TASK TO CARRY OUT
Your answer should hold all lines of the entries that include the word "this".
======== DATASET RECORDS
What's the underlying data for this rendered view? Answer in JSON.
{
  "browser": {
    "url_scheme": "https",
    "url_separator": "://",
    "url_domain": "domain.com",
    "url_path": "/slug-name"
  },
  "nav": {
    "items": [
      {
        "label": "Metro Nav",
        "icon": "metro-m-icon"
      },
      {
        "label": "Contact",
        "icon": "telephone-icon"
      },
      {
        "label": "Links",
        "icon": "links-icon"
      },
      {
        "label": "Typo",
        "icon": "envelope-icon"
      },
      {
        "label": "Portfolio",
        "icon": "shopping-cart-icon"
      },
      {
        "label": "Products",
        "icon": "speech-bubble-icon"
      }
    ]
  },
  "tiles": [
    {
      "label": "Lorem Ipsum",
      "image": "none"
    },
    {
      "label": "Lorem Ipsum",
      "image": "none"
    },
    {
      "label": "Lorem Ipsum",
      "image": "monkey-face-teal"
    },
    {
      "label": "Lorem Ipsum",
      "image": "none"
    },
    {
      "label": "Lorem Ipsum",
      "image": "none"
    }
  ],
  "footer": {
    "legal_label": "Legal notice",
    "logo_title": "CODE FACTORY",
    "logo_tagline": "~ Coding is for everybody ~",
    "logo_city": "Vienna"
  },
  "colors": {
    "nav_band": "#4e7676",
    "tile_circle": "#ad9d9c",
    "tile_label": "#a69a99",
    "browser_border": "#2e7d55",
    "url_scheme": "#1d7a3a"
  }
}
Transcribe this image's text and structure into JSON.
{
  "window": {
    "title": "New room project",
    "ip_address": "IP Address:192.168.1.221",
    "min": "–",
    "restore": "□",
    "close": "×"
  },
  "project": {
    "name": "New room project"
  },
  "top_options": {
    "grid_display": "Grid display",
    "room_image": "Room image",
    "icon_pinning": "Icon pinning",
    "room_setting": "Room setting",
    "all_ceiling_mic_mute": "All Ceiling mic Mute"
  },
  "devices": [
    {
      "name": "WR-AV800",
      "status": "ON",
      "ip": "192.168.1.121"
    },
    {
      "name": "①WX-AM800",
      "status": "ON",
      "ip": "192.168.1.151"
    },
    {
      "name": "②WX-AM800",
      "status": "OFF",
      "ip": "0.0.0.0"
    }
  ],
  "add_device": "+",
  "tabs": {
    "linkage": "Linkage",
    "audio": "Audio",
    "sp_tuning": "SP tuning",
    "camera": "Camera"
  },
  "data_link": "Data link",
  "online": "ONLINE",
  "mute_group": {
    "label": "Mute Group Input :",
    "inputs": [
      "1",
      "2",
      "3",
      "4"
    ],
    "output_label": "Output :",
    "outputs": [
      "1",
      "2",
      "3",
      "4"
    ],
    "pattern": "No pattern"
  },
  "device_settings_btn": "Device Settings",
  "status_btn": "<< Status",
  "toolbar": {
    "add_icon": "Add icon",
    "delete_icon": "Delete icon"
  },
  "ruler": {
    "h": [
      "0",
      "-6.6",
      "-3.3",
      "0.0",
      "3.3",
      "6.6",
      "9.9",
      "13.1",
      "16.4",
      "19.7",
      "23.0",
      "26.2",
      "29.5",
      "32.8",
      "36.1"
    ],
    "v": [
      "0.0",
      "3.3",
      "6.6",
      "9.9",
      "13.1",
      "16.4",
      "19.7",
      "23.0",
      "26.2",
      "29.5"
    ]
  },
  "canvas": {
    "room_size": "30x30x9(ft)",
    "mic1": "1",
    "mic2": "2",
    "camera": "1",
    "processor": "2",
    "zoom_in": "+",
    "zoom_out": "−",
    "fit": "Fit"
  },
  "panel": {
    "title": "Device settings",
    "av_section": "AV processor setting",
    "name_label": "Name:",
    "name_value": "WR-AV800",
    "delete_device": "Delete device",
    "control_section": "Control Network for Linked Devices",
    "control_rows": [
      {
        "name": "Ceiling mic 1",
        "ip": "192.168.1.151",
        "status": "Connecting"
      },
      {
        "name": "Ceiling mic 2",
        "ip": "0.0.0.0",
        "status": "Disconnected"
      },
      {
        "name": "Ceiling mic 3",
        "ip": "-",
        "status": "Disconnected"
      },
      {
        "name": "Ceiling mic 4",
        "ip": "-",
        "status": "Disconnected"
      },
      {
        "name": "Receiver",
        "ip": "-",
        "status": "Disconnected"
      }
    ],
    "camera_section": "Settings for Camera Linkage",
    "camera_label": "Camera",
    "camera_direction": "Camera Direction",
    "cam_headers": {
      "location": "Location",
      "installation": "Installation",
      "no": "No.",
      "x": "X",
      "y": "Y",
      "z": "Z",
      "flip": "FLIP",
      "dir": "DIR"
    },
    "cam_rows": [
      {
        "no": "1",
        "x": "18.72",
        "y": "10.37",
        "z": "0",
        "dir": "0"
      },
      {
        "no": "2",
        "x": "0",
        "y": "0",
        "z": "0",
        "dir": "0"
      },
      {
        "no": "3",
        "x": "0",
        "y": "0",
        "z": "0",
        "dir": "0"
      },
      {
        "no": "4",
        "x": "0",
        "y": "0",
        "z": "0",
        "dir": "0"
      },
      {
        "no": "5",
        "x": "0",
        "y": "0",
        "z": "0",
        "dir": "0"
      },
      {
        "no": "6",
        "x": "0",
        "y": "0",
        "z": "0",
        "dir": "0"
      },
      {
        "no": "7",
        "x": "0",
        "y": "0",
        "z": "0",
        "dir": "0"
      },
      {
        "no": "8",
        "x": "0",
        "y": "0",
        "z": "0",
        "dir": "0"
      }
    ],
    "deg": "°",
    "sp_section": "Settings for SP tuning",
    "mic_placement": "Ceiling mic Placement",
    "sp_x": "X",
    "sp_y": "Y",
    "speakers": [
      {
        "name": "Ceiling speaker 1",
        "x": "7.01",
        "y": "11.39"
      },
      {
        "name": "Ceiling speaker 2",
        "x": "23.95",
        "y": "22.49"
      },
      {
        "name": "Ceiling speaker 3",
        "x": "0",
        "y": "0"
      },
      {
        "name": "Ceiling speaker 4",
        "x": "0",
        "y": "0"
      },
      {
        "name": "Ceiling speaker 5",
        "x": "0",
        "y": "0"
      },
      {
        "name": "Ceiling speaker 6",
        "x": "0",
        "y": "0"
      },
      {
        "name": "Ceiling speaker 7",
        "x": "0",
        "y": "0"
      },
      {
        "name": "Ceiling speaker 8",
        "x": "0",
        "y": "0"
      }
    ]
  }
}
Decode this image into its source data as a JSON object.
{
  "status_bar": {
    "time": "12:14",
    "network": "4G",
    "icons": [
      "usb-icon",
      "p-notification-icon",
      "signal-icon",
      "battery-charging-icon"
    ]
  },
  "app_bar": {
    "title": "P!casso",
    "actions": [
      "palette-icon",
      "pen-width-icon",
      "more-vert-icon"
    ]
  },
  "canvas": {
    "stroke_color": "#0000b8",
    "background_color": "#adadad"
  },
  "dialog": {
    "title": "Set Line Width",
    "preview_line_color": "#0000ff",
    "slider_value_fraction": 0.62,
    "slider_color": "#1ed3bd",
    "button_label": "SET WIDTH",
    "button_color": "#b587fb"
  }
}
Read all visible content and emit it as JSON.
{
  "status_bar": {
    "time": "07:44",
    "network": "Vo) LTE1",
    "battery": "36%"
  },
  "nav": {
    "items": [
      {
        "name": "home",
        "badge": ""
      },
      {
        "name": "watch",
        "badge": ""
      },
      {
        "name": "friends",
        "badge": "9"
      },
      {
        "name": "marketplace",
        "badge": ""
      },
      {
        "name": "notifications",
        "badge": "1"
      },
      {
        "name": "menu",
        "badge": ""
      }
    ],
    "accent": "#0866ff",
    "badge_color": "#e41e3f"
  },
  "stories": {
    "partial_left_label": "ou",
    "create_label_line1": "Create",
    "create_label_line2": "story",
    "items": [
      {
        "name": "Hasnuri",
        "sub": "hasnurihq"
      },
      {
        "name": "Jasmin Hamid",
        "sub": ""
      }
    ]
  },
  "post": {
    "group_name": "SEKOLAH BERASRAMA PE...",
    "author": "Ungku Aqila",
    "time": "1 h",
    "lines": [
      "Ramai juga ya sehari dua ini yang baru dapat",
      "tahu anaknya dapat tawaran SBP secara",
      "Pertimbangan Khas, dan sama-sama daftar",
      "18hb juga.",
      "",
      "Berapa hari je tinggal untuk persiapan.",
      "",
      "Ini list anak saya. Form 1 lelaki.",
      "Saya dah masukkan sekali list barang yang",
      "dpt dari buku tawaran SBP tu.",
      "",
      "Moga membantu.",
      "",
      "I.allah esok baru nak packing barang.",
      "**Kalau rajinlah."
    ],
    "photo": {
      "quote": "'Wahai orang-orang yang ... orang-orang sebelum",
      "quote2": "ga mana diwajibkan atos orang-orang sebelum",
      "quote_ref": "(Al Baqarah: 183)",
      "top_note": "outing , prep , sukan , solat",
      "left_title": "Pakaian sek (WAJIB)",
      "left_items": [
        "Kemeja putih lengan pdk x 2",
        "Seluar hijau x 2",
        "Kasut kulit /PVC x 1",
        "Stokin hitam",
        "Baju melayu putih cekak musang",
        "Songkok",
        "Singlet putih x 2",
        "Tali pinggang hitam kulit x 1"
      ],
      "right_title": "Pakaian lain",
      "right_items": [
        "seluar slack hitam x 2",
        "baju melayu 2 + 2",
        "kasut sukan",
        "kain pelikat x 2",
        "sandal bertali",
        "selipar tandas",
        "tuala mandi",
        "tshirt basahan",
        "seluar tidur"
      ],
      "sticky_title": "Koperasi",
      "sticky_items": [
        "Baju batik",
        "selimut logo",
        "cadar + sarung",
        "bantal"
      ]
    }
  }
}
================
EXERCISE OUTPUT
What's the underlying data for this rendered view? Answer in JSON.
Transcribe this image's text and structure into JSON.
Decode this image into its source data as a JSON object.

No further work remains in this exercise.